By textbook definition, the crude oil market is back in a bull market, yet with weak economic data coming out of China and Europe, it is it time to throw out the book. Oil posted its biggest 3-day rally since 1990 and put futures back in bull market territory based on a report that U.S. oil production may be falling faster than previously reported, and OPEC is willing to talk with non-Opec oil producers to try to establish a "fair price for oil." Yet, is it bad news in China and Europe or good news?
This may lead to more stimulus, but are things really as bad as they seem? Maybe not.
The Wall Street Journal is reporting that "China's government's official purchasing managers index (out Tuesday) fell to 49.7 in August--its lowest reading in three years. The private Caixin index showed an even worse picture at 47.3, a six-year low. But unlike the stock market, real activity isn't in free fall. Those measures may have been weighed by temporary factors, including the Tianjin factory explosion and a clampdown on industrial activity to keep the skies clean ahead of Beijing's big military parade this week.

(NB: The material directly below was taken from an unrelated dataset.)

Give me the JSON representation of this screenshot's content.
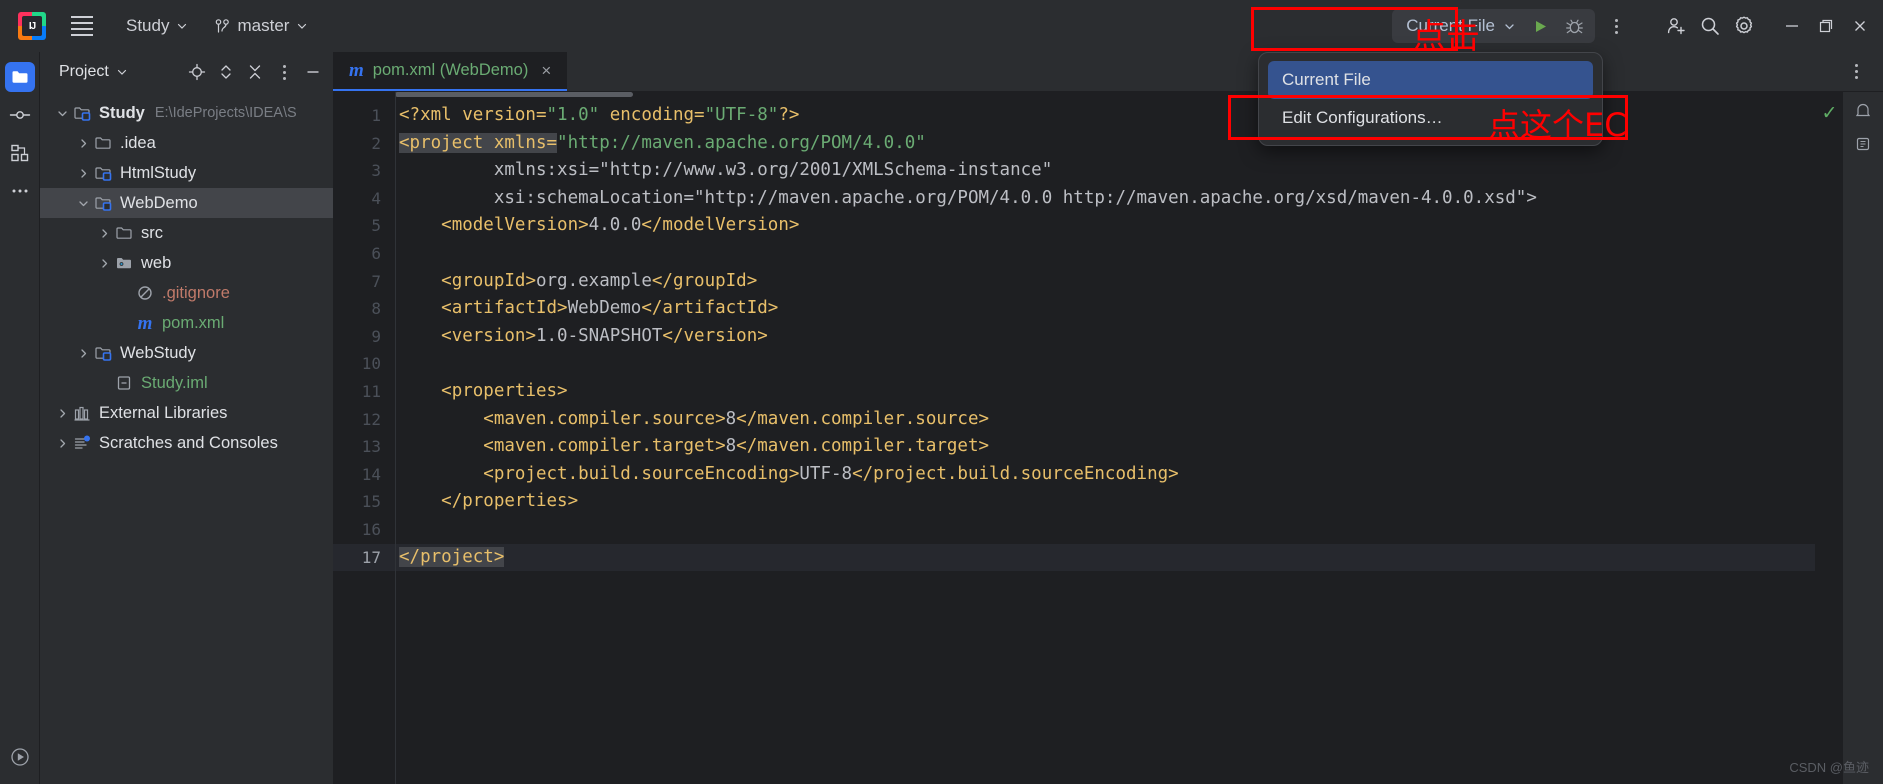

Meanwhile, purchasing managers surveys of the services sector remain in positive territory, suggesting strains for now are somewhat confined to old-line industrial companies. And in the crucial property sector, data out Tuesday from the China Real Estate Index System shows home prices continue to rebound, moving into positive territory in year-over-year terms for the first time since September 2014. So, if the data is stronger than reported, then it is very possible that Chinese oil demand will stay strong.
This comes the day after The Energy Information Administration lowered the forecast for U.S. Production and OPEC is talking about discussing cutting production. OPEC "stands ready to talk to all other producers" to achieve "fair and reasonable prices." But this has to be a level playing field. OPEC will protect its own interests. This might have been inspired by Russia and Venezuela. Dow Jones reports that Russian President Vladimir Putin will discuss "possible mutual steps" to stabilize the global oil prices at a meeting with Venezuelan President Maduro in China on Thursday, a Kremlin aide said, as both countries grapple with lower prices for their main export.
The EIA also reported a bigger drop in U.S. oil output than many had thought. The Energy Information reported that U.S. crude oil production in June 2015 at 9.3 million barrels per day, a decrease of approximately 100,000 b/d from the revised May 2015 figure. Production estimates released in the PSM for January through May were revised downward by 40,000 b/d to 130,000 b/d. The largest revisions in volume include decreases of oil production in Texas (ranging from about 100,000 b/d to 150,000 b/d) and increases in the federal Gulf of Mexico (ranging from about 10,000 b/d to 50,000 b/d). U.S. crude oil production for the first six months of 2015 averaged 9.4 million b/d.